So cheers English department. I told Middlest to leave his score as it was. And to explain to anyone who has a problem with that that he still does not understand it. But that he can use connectives/ conjunctions in his own writing. Quite adequately.

Like Middlest said, “It’s just the word ‘and’ at the end of the day!”

Spanish translation

His name is Homer and he’s yellow and fat. Homer likes hamburgers and pork. In his spare time Homer dances with his friend Mo, Homer also likes to drink beer.



Reading between the lines — October 11, 2015

Reading between the lines


I wanted to write a piece about books. I penned something yesterday and when I came to read it back just now it was not really that great. My writing has let me down just as I want to write about, well, the written word. Ironically.

And so I am going to try again. Deep breath.

I suppose it is true that it is impossible to be a writer, even one as amateurish as me, without having a love for reading.

In today’s world many, many things get in the way of book reading. The TV with its myriad delights, the internet, social media, work, too many children doing too many things, blogging and the like.

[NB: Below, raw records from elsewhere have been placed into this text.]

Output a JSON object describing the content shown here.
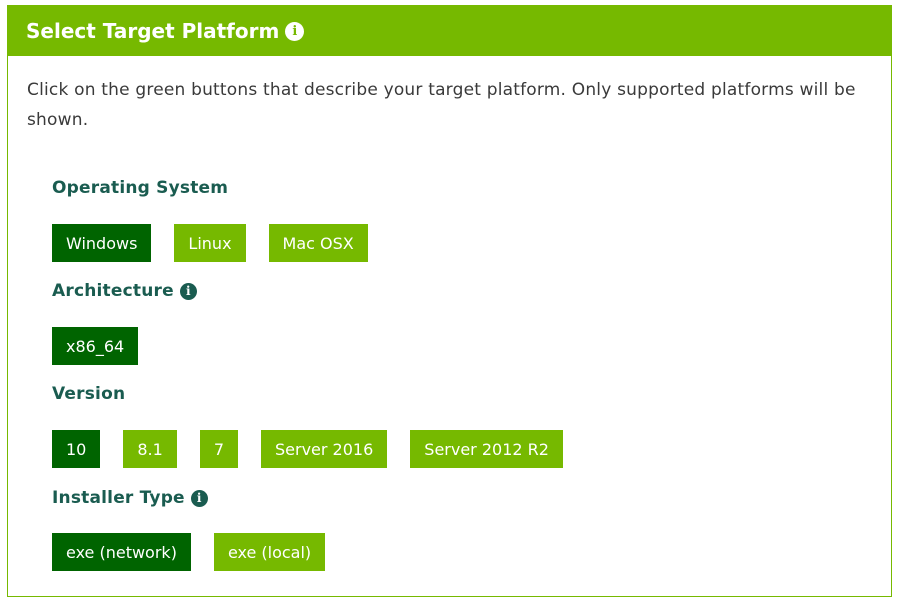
{
  "header": {
    "title": "Select Target Platform",
    "info_icon": "i"
  },
  "intro_text": "Click on the green buttons that describe your target platform. Only supported platforms will be shown.",
  "colors": {
    "accent": "#76b900",
    "selected": "#006400",
    "section_title": "#1a5c50"
  },
  "sections": [
    {
      "title": "Operating System",
      "has_info": false,
      "options": [
        {
          "label": "Windows",
          "selected": true
        },
        {
          "label": "Linux",
          "selected": false
        },
        {
          "label": "Mac OSX",
          "selected": false
        }
      ]
    },
    {
      "title": "Architecture",
      "has_info": true,
      "options": [
        {
          "label": "x86_64",
          "selected": true
        }
      ]
    },
    {
      "title": "Version",
      "has_info": false,
      "options": [
        {
          "label": "10",
          "selected": true
        },
        {
          "label": "8.1",
          "selected": false
        },
        {
          "label": "7",
          "selected": false
        },
        {
          "label": "Server 2016",
          "selected": false
        },
        {
          "label": "Server 2012 R2",
          "selected": false
        }
      ]
    },
    {
      "title": "Installer Type",
      "has_info": true,
      "options": [
        {
          "label": "exe (network)",
          "selected": true
        },
        {
          "label": "exe (local)",
          "selected": false
        }
      ]
    }
  ]
}
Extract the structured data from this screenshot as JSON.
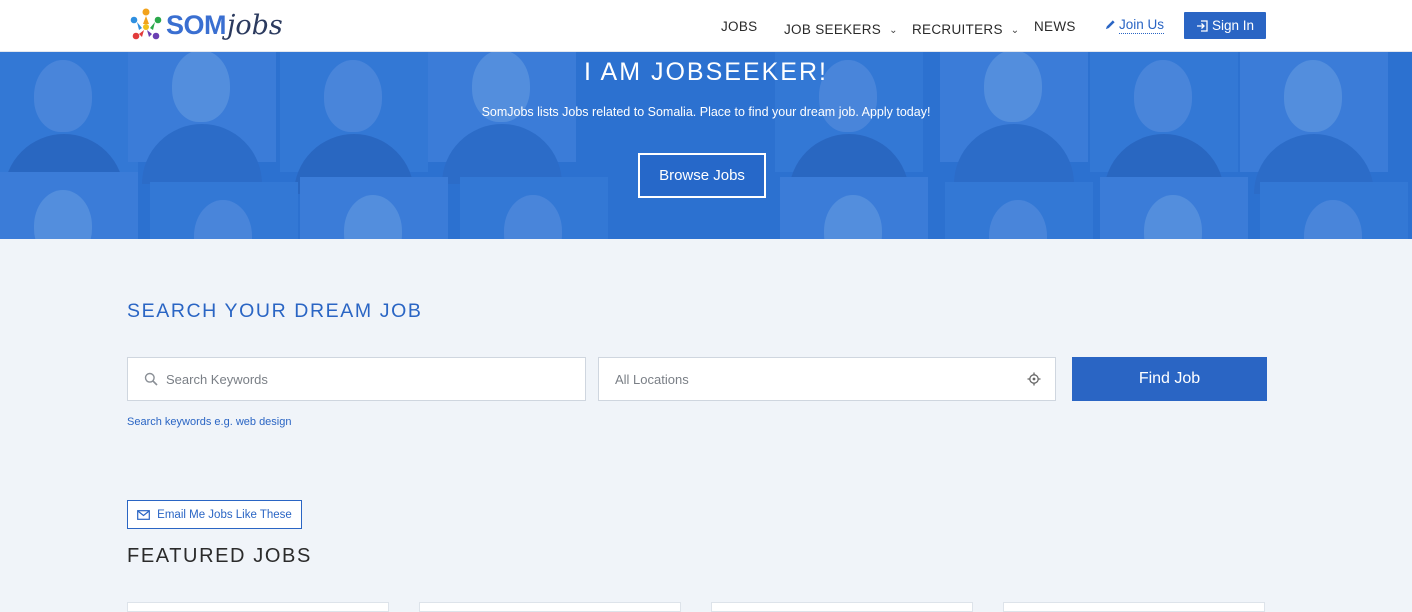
{
  "header": {
    "logo_text_a": "SOM",
    "logo_text_b": "jobs",
    "nav": [
      "JOBS",
      "JOB SEEKERS",
      "RECRUITERS",
      "NEWS"
    ],
    "join_label": "Join Us",
    "signin_label": "Sign In"
  },
  "hero": {
    "title": "I AM JOBSEEKER!",
    "subtitle": "SomJobs lists Jobs related to Somalia. Place to find your dream job. Apply today!",
    "button_label": "Browse Jobs"
  },
  "search": {
    "heading": "SEARCH YOUR DREAM JOB",
    "keywords_placeholder": "Search Keywords",
    "location_placeholder": "All Locations",
    "find_label": "Find Job",
    "hint": "Search keywords e.g. web design"
  },
  "alerts": {
    "email_label": "Email Me Jobs Like These"
  },
  "featured": {
    "heading": "FEATURED JOBS"
  },
  "colors": {
    "brand_blue": "#2a65c4",
    "hero_blue": "#2f73d0",
    "page_bg": "#f0f4f9"
  }
}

It is also true that the reading many of us do has changed. From lengthy novels to snappy titbits on social media pages, magazine articles, blog entries. The modern world is displayed to us in short, easy to digest slices.

I am currently reading a Hilary Mantel. Not the Tudor ones- which I read in hard back as soon as they came to my attention because that part of history is one of my secret passions, my shelves groan with such tomes- no a piece of contemporary fiction. I am enjoying it. But I only seem to find time to read in bed before dropping off to sleep and so I spend an in-ordinate amount of that short period of time flicking back through the pages to remember what has just happened.

Some novels are like that. They need concerted effort. And the only time I seem to have available for such effort is on holiday. Well that is not totally true. I could turn off the TV. Stop writing. Give up Face book. But I don’t.

It wasn’t always like this. As a child I would curl up on my bed and read for hours at a time. Especially in the school holidays when kids’ TV finished at 12 noon and there was no such thing as the internet.

Middlest has the bug too. Despite all those distractions he spends a lot of time reading. He is a complete book worm. When we can’t find him he is usually on his bed in a position very familiar to me. And I am envious of the time he has to be so engrossed in his books. When I go to his room to bring him down for dinner he looks up almost dazed as he drags himself back from Middle Earth or Sendaria or Hogwarts.

My others read too. But much more in the vein of ‘just before bed’. Middlest reads with a single minded dedication and tenacity that I admire. He gets fully immersed. It is something I remember fondly.

And the thing is it shows in his writing, which is amazingly eloquent for a ten year old, and his verbal language, and his vocabulary.

And so I think I need to rediscover my reading mojo.

For then this piece may have flowed more easily.

%d bloggers like this: